From the records below, take each line where the string "comment" shows up and copy it.

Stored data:
######

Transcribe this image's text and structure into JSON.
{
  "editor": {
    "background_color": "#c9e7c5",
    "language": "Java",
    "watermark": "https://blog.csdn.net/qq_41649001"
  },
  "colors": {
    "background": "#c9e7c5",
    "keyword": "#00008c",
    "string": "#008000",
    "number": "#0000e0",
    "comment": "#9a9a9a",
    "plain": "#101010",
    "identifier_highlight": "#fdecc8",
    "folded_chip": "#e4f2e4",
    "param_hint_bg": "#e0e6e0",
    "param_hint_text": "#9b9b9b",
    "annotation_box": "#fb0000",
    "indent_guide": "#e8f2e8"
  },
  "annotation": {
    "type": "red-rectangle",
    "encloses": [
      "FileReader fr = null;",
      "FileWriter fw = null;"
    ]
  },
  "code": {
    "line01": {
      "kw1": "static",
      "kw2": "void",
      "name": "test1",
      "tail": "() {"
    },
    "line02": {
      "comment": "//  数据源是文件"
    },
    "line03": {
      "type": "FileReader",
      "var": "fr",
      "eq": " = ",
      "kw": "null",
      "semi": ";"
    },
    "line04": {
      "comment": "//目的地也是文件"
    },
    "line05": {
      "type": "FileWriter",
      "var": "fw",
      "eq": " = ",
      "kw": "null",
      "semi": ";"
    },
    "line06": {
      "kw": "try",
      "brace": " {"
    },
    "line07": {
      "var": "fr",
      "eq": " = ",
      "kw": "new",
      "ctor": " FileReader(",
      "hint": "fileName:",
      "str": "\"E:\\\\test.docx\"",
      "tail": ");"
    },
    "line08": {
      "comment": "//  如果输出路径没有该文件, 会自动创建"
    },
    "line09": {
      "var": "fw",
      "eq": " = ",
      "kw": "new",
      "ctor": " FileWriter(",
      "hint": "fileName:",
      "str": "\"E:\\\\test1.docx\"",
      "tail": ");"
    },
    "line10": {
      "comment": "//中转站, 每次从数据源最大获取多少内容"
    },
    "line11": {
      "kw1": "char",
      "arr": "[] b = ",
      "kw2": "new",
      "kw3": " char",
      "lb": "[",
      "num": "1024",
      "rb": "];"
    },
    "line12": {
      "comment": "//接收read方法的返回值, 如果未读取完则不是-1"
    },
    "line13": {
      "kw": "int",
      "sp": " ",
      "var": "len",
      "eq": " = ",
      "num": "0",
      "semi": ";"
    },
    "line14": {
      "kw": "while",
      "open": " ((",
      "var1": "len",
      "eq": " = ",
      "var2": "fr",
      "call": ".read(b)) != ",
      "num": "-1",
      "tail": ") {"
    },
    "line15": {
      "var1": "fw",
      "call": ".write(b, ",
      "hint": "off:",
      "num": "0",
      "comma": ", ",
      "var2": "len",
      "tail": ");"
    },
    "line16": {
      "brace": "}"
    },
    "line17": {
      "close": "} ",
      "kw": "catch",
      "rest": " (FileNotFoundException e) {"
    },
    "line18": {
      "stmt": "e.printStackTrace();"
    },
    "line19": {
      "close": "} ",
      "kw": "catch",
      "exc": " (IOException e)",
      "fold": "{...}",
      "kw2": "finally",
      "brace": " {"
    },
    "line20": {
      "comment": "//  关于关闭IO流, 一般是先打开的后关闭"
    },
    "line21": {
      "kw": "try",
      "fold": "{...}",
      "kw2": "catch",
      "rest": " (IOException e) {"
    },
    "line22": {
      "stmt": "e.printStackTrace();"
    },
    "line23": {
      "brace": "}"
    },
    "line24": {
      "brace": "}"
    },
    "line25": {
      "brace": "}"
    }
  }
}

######

TASK OUTPUT
    "comment": "#9a9a9a",
      "comment": "//  数据源是文件"
      "comment": "//目的地也是文件"
      "comment": "//  如果输出路径没有该文件, 会自动创建"
      "comment": "//中转站, 每次从数据源最大获取多少内容"
      "comment": "//接收read方法的返回值, 如果未读取完则不是-1"
      "comment": "//  关于关闭IO流, 一般是先打开的后关闭"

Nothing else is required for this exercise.